The Psychomodo (1974) ****1/2
A dash more rock and a new ingredient of Doors-y swirling carnival keyboards: the rock'n'roll circus is in town. It's ever so slightly superior to the debut (and I can easily see others switching my ratings between the two) due to the songs being somewhat more straightforward and more immediately hooky - a year's span had apparently given Harley time to sharpen the soft focus of The Human Menagerie into more consistent songwriting. It comes down to a battle between the debut and the followup's pair of twin epics. The ridiculously over-phased, repetitive "Ritz," almost sounds like a parody of glam psychedelia, the sort of goof that Ween might have written if they'd ever tackled a mock of that genre - but wait, when's the last time you ever heard any glam psychedelia? Todd Rundgren? Aladdin Sane? It may be meaningless, but it's a gas - man. Perhaps it wasn't the brightest of ideas to sandwich that one and "Cavaliers," back to back - these two plodding Big Statements take up nearly sixteen minutes between the two of them, nearly sucking the life out of the record. Not that either are bad, but a pair of draggy, druggy epics in a row? I do see that on the original vinyl that they weren't back to back, actually - one closes side one and the other opens side two. Nevermind - "Cavaliers," is even better (though, again, I do see how another person might switch the preference for "Ritz"), with jumbo-sale '67 Dylanisms rousing up to the gospel, "Testify, testify, testify" chorus.

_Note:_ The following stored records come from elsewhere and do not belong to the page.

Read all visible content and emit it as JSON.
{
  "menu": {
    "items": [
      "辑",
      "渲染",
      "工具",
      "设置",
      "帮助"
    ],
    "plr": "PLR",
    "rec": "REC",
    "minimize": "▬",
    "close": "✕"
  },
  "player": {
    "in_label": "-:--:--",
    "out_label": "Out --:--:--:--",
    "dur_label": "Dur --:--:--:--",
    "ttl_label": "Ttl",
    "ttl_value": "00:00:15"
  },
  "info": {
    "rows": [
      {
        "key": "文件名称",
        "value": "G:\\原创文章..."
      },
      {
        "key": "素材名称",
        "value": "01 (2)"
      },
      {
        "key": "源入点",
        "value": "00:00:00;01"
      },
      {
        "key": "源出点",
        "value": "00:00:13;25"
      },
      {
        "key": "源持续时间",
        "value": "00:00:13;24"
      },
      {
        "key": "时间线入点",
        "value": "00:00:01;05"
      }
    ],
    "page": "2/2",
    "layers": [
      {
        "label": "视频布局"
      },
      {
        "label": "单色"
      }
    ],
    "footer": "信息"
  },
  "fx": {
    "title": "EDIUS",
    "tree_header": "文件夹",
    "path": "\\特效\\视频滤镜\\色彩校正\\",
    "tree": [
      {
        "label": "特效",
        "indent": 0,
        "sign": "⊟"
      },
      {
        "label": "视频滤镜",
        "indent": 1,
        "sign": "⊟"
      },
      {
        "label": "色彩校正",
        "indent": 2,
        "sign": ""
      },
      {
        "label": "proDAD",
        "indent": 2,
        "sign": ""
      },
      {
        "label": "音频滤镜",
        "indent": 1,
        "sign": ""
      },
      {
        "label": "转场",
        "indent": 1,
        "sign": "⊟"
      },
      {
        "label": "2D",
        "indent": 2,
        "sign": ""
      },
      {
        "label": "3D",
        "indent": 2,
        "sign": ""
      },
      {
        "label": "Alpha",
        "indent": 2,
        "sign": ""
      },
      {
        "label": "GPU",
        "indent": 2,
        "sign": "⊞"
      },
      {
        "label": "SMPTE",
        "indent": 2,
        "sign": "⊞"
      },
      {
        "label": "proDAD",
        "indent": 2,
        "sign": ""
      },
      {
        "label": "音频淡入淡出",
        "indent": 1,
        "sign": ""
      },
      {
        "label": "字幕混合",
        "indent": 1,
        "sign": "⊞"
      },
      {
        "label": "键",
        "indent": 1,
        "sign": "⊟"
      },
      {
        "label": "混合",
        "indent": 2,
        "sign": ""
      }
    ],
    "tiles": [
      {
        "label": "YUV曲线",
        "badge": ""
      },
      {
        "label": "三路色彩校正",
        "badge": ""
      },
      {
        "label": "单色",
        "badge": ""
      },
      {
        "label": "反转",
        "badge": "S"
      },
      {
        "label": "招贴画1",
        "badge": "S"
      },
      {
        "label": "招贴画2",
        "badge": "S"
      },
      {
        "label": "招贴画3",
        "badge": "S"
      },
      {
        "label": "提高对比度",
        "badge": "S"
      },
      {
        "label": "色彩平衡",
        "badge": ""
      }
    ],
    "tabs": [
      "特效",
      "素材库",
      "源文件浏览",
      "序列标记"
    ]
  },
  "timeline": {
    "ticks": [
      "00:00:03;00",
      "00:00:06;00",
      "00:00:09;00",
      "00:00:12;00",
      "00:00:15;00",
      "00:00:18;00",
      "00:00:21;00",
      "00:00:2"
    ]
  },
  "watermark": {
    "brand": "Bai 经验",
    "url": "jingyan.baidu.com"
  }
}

But as if a photo negative of the debut, it's not the overblown epics that dominate the record, but rather the shorter, snappier tunes. The title track swings propulsively (contradictory as that may sound) on rinky keyboards lifted from the puppet show, as Harley sings agitatedly and affectedly (another contrast!) about Quasimodo, George Orwell, ex-Beatles, and suicidal streets. "Mr. Soft," the lead single, is mighty odd material for a hit A-side: a dark and stern yet baby-bouncy Kurt Weill-ish waltz-march that oomphs and chugs along with a sinisterly creepy circus clown's grin. It conveys the funhouse-mirror dark side of the carnival better than almost anything the Doors ever did. The bright'n'raffishly charming sleaze-pop of "Bed in the Corner," might have made a better choice as single, with its irresistible melodic lilt and identifiable failed-rake lyrics; but it's inextricably intertwined with the electric violin-fest of "Sling It!" that buzzes in the ears like a thousand mosquitoes in tune - the way the initial mid-tempo pop tune meshes into the high-energy dance stomper makes for one of the most startling track-to-track mash-ups ever. And then the album crashes down on its final and mightiest (?) tune, "Tumbling Down," which could be called yet a third epic or just another pretty pop tune: it begins as a standard, meandering Elton John-ish piano pop song, as Harley winds his way around typically enigmatic poeticisms concerning the Titanic, the Hemingway stacatto, and suchlike. It's all a pleasant enough stroll down the long and winding road, until it slowly builds up to the, "Oh dear, look what they've done to the blues, blues, blues?" closing chorus - and then it's sheer magnificence.
P.S. The reissue appends two bonus tracks, the single "Big Big Deal," which is rather unexceptional. It's bit baffling as to why this was chosen as an A-side when it sounds like a slightly inferior outtake from the accompanying album. The B-side "Such a Dream," is a novelty track that stretches two minutes' worth of one-trick pony shock tactics for over five minutes. Offbeat novelties that weren't quite worth the musical meat to graduate to LPs are the reason why B-sides were invented.